One can speculate as to why the CDC reversed its position— and speculate is all one can do, since the CDC has provided no explanation. The Public News Service reports that Jim Turner, board chair of Citizens for Health and a public interest lawyer, “speculates the changes were triggered either by industry lobbyists, government officials, or both.. ‘Somebody alerted them [the CDC] that they wanted it down or there was going to be trouble.’”
The EPA & Cell Phone Health Risk
While the CDC may have been the first US government agency to issue a warning about cell phone health risks, it is not the first government agency to have issued language warning consumers about the risks of EMF radiation.
In the late 1980s, the risks of EMF was becoming an increasing concern, and the Office of Health and Environmental Assessment (OHEA) within the United States Environmental Protection Agency (EPA) began efforts to review the known science of health effects from non-ionizing EM radiation.
In March of 1990, the EPA released a draft of their findings; in this draft, the OHEA recommended that EMF should be designated amongst “probable human carcinogens.”
By 1991, however, when OHEA published their full report, such language had been removed from the document.
As my father, Dr. Martin Blank, and I explain in his recent book, Overpowered:
the EPA explained that while it had some data indicating the health risks from cell phone radiation, it needed more specific proof before labeling EMF as carcinogenic.
In essence, this explanation mirrors the CDC’s revised language from August 20. We continue:
As an external observer, it is impossible to say what occurred behind the scenes to trigger the removal of this potentially-explosive language from its report. There can be no doubt, however, that the 1990 EPA draft coincided with an aggressive effort from the wireless industry to refute any such potential associations between cell phone radiation and negative health outcomes—particularly cancer—in humans. After all, the government was considering labeling its core products as carcinogenic.
Will we ever know why the CDC flip-flopped on the risks of cell phones? Maybe not. But this is not the first time that a US government agency tasked with protecting the public health has reversed itself on the health risks of wireless radiation.
This is how it works at the intersection of EMF science, public health and wireless industry profits.
The Changing Tide
Even as questions mount around the health risks of EMF radiation and wireless devices, the wireless industry continues to grow in power and influence. According to a 2018 report, the U.S. wireless industry contributes $475 billion annually to America’s economy, and generates over $1 trillion in economic output.
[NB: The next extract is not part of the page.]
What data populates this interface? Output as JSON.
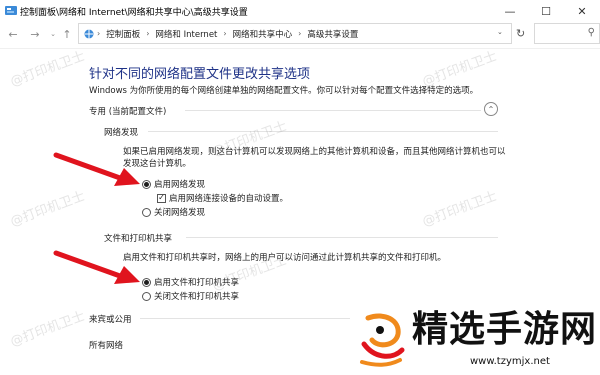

That money creates a tremendous amount of power for these firms. And that power enables these firms to manipulate science and influence regulators. When science is cast in doubt, broad social understanding of health issues is delayed. And the regulations needed to improve health and safety are delayed.
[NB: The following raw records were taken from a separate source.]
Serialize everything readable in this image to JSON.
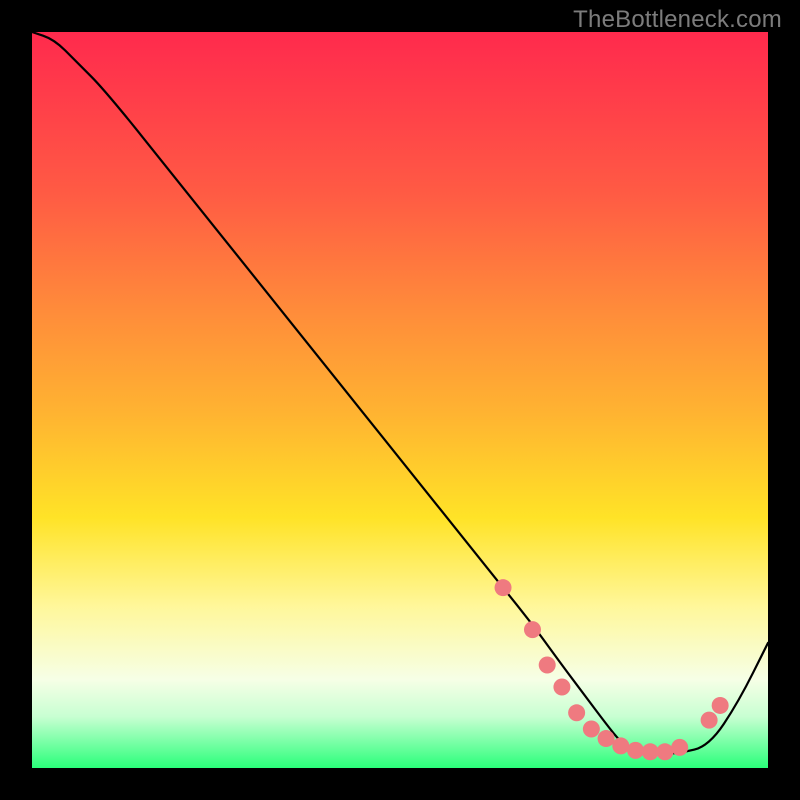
{
  "watermark": "TheBottleneck.com",
  "chart_data": {
    "type": "line",
    "title": "",
    "xlabel": "",
    "ylabel": "",
    "xlim": [
      0,
      100
    ],
    "ylim": [
      0,
      100
    ],
    "series": [
      {
        "name": "bottleneck-curve",
        "x": [
          0,
          3,
          6,
          10,
          20,
          30,
          40,
          50,
          60,
          64,
          68,
          72,
          75,
          78,
          80,
          82,
          84,
          88,
          92,
          96,
          100
        ],
        "y": [
          100,
          99,
          96,
          92,
          79.5,
          67,
          54.5,
          42,
          29.5,
          24.5,
          19.5,
          14,
          10,
          6,
          3.5,
          2.2,
          1.8,
          2.0,
          3.0,
          9,
          17
        ]
      }
    ],
    "markers": {
      "name": "highlight-dots",
      "color": "#ef7a80",
      "points": [
        {
          "x": 64,
          "y": 24.5
        },
        {
          "x": 68,
          "y": 18.8
        },
        {
          "x": 70,
          "y": 14.0
        },
        {
          "x": 72,
          "y": 11.0
        },
        {
          "x": 74,
          "y": 7.5
        },
        {
          "x": 76,
          "y": 5.3
        },
        {
          "x": 78,
          "y": 4.0
        },
        {
          "x": 80,
          "y": 3.0
        },
        {
          "x": 82,
          "y": 2.4
        },
        {
          "x": 84,
          "y": 2.2
        },
        {
          "x": 86,
          "y": 2.2
        },
        {
          "x": 88,
          "y": 2.8
        },
        {
          "x": 92,
          "y": 6.5
        },
        {
          "x": 93.5,
          "y": 8.5
        }
      ]
    },
    "gradient_stops": [
      {
        "pos": 0,
        "color": "#ff2a4d"
      },
      {
        "pos": 8,
        "color": "#ff3b4a"
      },
      {
        "pos": 22,
        "color": "#ff5b44"
      },
      {
        "pos": 38,
        "color": "#ff8c3a"
      },
      {
        "pos": 52,
        "color": "#ffb431"
      },
      {
        "pos": 66,
        "color": "#ffe327"
      },
      {
        "pos": 78,
        "color": "#fff79a"
      },
      {
        "pos": 88,
        "color": "#f6ffe6"
      },
      {
        "pos": 93,
        "color": "#c8ffd2"
      },
      {
        "pos": 100,
        "color": "#2aff7a"
      }
    ]
  }
}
But these are only delays: in time, the tide eventually changes.
That’s slowly but surely starting to happen with electromagnetic radiation. Awareness of the health risks of radiation exposure is dramatically increasing — particularly now with the deployment of 5G – as are governmental and regulatory responses.
As just two recent examples, France is looking to ban all cell phones in schools, and the California Department of Public Health has issued a warning to its citizens to stop carrying their phones in their pockets and sleeping next to them at night.
While public awareness of health risks still has a long way to go, these examples, along with a host of others, show that this tide is changing — and the tipping point isn’t far away.
Even the tobacco playbook only worked for so long.